Kenneth Surin
Fact-Finding Labour’s “Anti-Semitism” Crisis
Charles Pierson
Destroying Yemen as Humanely as Possible
James Rothenberg
Why Not Socialism?
Patrick Cockburn
How Putin Came Out on Top in Syria
John Grant
“Awesome Uncontrollable Male Passion” Meets Its Match
Guy Horton
Burma: Complicity With Evil?
Steve Stallone
Jujitsu Comms
William Blum
Bombing Libya: the Origins of Europe’s Immigration Crisis
John Feffer
There’s a New Crash Coming
Martha Pskowski
“The Emergency Isn’t Over”: the Homeless Commemorate a Year Since the Mexico City Earthquake
Fred Baumgarten
Ten Ways of Looking at Civility
Dean Baker
The Great Financial Crisis: Bernanke and the Bubble
Binoy Kampmark
Parasitic and Irrelevant: The University Vice Chancellor
September 24, 2018
Jonathan Cook
Hiding in Plain Sight: Why We Cannot See the System Destroying Us
Gary Leupp
All the Good News (Ignored by the Trump-Obsessed Media)
Robert Fisk
I Don’t See How a Palestinian State Can Ever Happen
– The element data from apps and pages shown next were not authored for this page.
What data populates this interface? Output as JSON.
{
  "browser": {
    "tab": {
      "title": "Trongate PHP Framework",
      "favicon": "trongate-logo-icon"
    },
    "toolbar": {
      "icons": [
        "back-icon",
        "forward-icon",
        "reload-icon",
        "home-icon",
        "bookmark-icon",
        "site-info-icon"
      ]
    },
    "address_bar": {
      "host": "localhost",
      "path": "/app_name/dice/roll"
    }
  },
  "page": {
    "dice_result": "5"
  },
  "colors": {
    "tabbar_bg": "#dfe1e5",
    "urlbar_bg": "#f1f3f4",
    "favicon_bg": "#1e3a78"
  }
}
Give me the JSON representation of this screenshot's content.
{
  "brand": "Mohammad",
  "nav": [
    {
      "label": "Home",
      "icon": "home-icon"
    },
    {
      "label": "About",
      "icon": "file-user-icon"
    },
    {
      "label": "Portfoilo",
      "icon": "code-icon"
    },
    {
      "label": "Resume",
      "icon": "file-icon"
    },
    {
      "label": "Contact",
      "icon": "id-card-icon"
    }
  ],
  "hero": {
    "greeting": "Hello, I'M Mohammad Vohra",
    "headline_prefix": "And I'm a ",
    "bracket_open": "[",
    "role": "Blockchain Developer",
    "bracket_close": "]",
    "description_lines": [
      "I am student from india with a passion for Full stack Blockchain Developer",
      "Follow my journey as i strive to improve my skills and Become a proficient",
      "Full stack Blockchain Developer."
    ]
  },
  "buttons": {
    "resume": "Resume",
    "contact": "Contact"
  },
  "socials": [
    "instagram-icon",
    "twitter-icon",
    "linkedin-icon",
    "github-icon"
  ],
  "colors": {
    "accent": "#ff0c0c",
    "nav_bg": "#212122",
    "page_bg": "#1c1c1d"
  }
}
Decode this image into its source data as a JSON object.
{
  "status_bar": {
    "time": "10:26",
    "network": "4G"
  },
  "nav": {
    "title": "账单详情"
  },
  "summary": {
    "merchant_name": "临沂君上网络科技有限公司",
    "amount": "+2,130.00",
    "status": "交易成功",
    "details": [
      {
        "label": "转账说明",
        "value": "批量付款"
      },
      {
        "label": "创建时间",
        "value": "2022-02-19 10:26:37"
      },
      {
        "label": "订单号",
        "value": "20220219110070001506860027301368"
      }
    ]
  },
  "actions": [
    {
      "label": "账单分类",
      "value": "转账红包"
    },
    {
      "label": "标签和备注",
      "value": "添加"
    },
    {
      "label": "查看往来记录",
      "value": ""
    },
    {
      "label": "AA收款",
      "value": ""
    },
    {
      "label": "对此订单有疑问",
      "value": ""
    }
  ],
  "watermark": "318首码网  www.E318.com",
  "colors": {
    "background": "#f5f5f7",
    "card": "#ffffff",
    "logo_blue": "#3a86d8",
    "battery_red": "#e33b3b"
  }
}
Barry Brown
Pot as Political Speech
Lara Merling
Puerto Rico’s Colonial Legacy and Its Continuing Economic Troubles
Patrick Cockburn
Iraq’s Prime Ministers Come and Go, But the Stalemate Remains
William Blum
The New Iraq WMD: Russian Interference in US Elections
Julian Vigo
The UK’s Snoopers’ Charter Has Been Dealt a Serious Blow
Joseph Matten
Why Did Global Economic Performance Deteriorate in the 1970s?
Zhivko Illeieff
The Millennial Label: Distinguishing Facts from Fiction
Thomas Hon Wing Polin – Gerry Brown
Xinjiang : The New Great Game
Binoy Kampmark
Casting Kavanaugh: The Trump Supreme Court Drama
Max Wilbert
Blue Angels: the Naked Face of Empire
Weekend Edition
September 21, 2018
Friday - Sunday
Alexandra Isfahani-Hammond
Hurricane Florence and 9.7 Million Pigs
Andrew Levine
Israel’s Anti-Semitism Smear Campaign
Paul Street
Laquan McDonald is Being Tried for His Own Racist Murder
Brad Evans
What Does It Mean to Celebrate International Peace Day?
Nick Pemberton
With or Without Kavanaugh, The United States Is Anti-Choice
Jim Kavanagh
“Taxpayer Money” Threatens Medicare-for-All (And Every Other Social Program)
Jonathan Cook
Palestine: The Testbed for Trump’s Plan to Tear up the Rules-Based International Order
Jeffrey St. Clair
Roaming Charges: the Chickenhawks Have Finally Come Back Home to Roost!
David Rosen
As the Capitalist World Turns: From Empire to Imperialism to Globalization?
Jonah Raskin
Green Capitalism Rears Its Head at Global Climate Action Summit
James Munson
On Climate, the Centrists are the Deplorables
Robert Hunziker
Is Paris 2015 Already Underwater?
Arshad Khan
Will There Ever be Justice for Rohingya Muslims?
Jill Richardson
Why Women Don’t Report Sexual Assault
Dave Clennon
A Victory for Historical Accuracy and the Peace Movement: Not One Emmy for Ken Burns and “The Vietnam War”
W. T. Whitney
US Harasses Cuba Amid Mysterious Circumstances
Nathan Kalman-Lamb
Things That Make Sports Fans Uncomfortable
George Capaccio
Iran: “Snapping Back” Sanctions and the Threat of War
Kenneth Surin
Brexit is Coming, But Which Will It Be?
FacebookTwitterGoogle+RedditEmail